Workers in a wide variety of jobs may be at risk of suffering head injuries in the workplace, whether it involves being struck by merchandise falling from a store shelf or suffering a serious fall due to unstable scaffolding. Employees in the construction, home repair and trucking industries are particularly susceptible to accidents that can cause head injuries.
Among all the various types of work-related injuries, head injuries are particularly concerning. Not only are they likely to be painful, but they can also affect a person’s ability to work. Head injuries can have serious, long-term consequences for injured workers and their family members.
Causes of Workplace Head Injuries
Head injuries can occur in many different workplaces such as warehouses, construction sites, factories, and car or truck crashes. Some common causes of head injuries on the job are:
- Falling merchandise or debris
- Slip-and-fall accidents
- Mechanical malfunctions
- Trauma triggered by an explosion or accident involving heavy machinery
- Falls from ladders or scaffolding
- Motor vehicle accidents, such as those involving semi-trucks or delivery vans
Types of Head Injuries
Work-related head injuries range from mild to fully disabling. The recovery period for such injuries can last several days, weeks or even months. Concussions and closed head injuries sustained on the job may not necessarily by fatal. However, even a head injury that is perceived to be mild can leave a worker temporarily or permanently unable to perform their previous duties.

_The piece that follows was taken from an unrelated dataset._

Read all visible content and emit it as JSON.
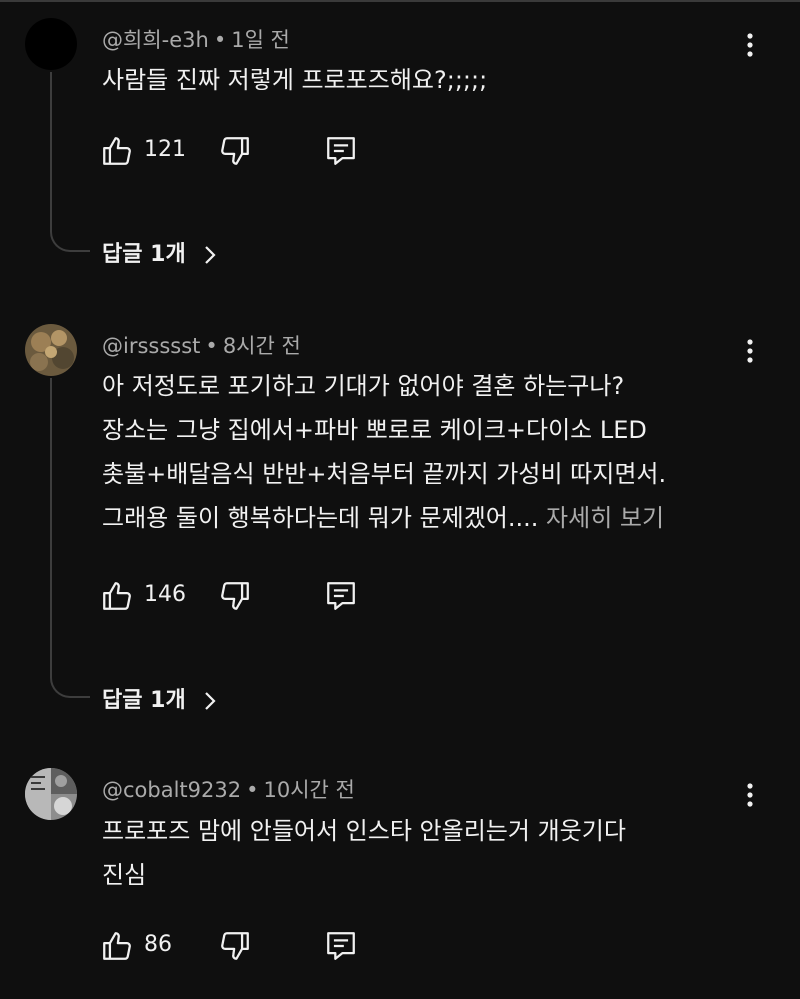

Although there may not be external signs of harm, symptoms can appear gradually over time after the recovery period. For example, an injured worker may suffer from lingering effects such as sound sensitivity, dizziness, chronic headaches or difficulty concentrating.
In serious cases, head injuries may be accompanied by brain damage. Due to the severe consequences of even a minor brain injury, employees are likely to require ongoing medical care. Work-related traumatic brain injuries should not be treated lightly. They have been linked to many serious, often long-term medical conditions such as seizures, depression, cognitive problems or coma.
Compensation for Head Injuries at Work
Head injury victims can find themselves struggling with medical bills while being unable to return to work for a lengthy period of time. The Illinois Workers’ Compensation Act allows employees who have suffered a head injury on the job to file a claim for workers’ compensation. Under the law, workers are compensated for their lost wages and medical expenses such as doctor visits, physical therapy and prescription medications regardless of who is at fault for the accident.
Workers are also entitled to other types of payments depending on the extent and severity of their work-related injury. These include:
- Temporary total disability benefits if an individual is unable to work while recovering. For example, an employee who has suffered a concussion may experience headaches and dizziness that may prevent them from performing key job duties.
- Permanent total disability is paid to an injured worker who is permanently unable to work. Permanent partial disability benefits apply when an injured employee has suffered some type of impairment or disfigurement but is able to return to work in a limited capacity.
Dealing with employers and insurers can be challenging for injured workers who are trying to recover from their injury. As a result, it is important for individuals who have suffered a head injury at work to consult an experienced attorney as soon as possible.
Briskman Briskman & Greenberg represents workers who have been injured on the job in Chicago. Our experienced attorneys help our clients seek full compensation to cover lost wages and medical expenses for their injuries. Contact us today for a free consultation to discuss your options and legal rights.